> **EXERCISE REQUIREMENTS**
Retype the records exactly, including every line.

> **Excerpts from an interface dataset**
◇ ◇ ◇ ◇

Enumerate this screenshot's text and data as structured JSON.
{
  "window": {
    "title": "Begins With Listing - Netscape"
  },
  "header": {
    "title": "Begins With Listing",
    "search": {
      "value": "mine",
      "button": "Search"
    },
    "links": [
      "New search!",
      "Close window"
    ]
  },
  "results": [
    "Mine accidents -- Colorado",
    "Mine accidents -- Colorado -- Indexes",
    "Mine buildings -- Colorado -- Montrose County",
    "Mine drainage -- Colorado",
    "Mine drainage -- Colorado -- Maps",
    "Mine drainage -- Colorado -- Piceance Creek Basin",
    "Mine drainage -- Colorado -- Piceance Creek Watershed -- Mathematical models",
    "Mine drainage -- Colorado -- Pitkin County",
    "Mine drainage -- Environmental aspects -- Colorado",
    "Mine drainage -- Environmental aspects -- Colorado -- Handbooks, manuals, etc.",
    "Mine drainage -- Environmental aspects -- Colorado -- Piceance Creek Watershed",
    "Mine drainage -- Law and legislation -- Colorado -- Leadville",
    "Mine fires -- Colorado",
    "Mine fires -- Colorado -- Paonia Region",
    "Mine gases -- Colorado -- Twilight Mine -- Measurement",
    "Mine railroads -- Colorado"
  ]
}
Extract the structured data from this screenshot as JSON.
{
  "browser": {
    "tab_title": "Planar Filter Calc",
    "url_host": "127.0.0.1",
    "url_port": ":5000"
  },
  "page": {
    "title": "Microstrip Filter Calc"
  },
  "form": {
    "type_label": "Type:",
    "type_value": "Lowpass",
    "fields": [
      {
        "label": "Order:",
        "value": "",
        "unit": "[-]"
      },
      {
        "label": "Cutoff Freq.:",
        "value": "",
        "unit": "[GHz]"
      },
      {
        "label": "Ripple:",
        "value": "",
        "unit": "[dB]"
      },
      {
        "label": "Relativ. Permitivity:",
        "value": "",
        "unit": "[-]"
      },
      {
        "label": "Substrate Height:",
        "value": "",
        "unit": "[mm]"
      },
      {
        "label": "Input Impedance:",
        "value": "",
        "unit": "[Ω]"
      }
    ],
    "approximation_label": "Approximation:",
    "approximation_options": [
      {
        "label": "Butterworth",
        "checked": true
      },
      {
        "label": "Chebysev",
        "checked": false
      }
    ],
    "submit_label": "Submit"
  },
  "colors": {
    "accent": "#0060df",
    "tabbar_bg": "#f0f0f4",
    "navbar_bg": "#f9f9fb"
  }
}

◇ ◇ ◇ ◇

> **EXERCISE SOLUTION**
Enumerate this screenshot's text and data as structured JSON.
{
  "window": {
    "title": "Begins With Listing - Netscape"
  },
  "header": {
    "title": "Begins With Listing",
    "search": {
      "value": "mine",
      "button": "Search"
    },
    "links": [
      "New search!",
      "Close window"
    ]
  },
  "results": [
    "Mine accidents -- Colorado",
    "Mine accidents -- Colorado -- Indexes",
    "Mine buildings -- Colorado -- Montrose County",
    "Mine drainage -- Colorado",
    "Mine drainage -- Colorado -- Maps",
    "Mine drainage -- Colorado -- Piceance Creek Basin",
    "Mine drainage -- Colorado -- Piceance Creek Watershed -- Mathematical models",
    "Mine drainage -- Colorado -- Pitkin County",
    "Mine drainage -- Environmental aspects -- Colorado",
    "Mine drainage -- Environmental aspects -- Colorado -- Handbooks, manuals, etc.",
    "Mine drainage -- Environmental aspects -- Colorado -- Piceance Creek Watershed",
    "Mine drainage -- Law and legislation -- Colorado -- Leadville",
    "Mine fires -- Colorado",
    "Mine fires -- Colorado -- Paonia Region",
    "Mine gases -- Colorado -- Twilight Mine -- Measurement",
    "Mine railroads -- Colorado"
  ]
}
Extract the structured data from this screenshot as JSON.
{
  "browser": {
    "tab_title": "Planar Filter Calc",
    "url_host": "127.0.0.1",
    "url_port": ":5000"
  },
  "page": {
    "title": "Microstrip Filter Calc"
  },
  "form": {
    "type_label": "Type:",
    "type_value": "Lowpass",
    "fields": [
      {
        "label": "Order:",
        "value": "",
        "unit": "[-]"
      },
      {
        "label": "Cutoff Freq.:",
        "value": "",
        "unit": "[GHz]"
      },
      {
        "label": "Ripple:",
        "value": "",
        "unit": "[dB]"
      },
      {
        "label": "Relativ. Permitivity:",
        "value": "",
        "unit": "[-]"
      },
      {
        "label": "Substrate Height:",
        "value": "",
        "unit": "[mm]"
      },
      {
        "label": "Input Impedance:",
        "value": "",
        "unit": "[Ω]"
      }
    ],
    "approximation_label": "Approximation:",
    "approximation_options": [
      {
        "label": "Butterworth",
        "checked": true
      },
      {
        "label": "Chebysev",
        "checked": false
      }
    ],
    "submit_label": "Submit"
  },
  "colors": {
    "accent": "#0060df",
    "tabbar_bg": "#f0f0f4",
    "navbar_bg": "#f9f9fb"
  }
}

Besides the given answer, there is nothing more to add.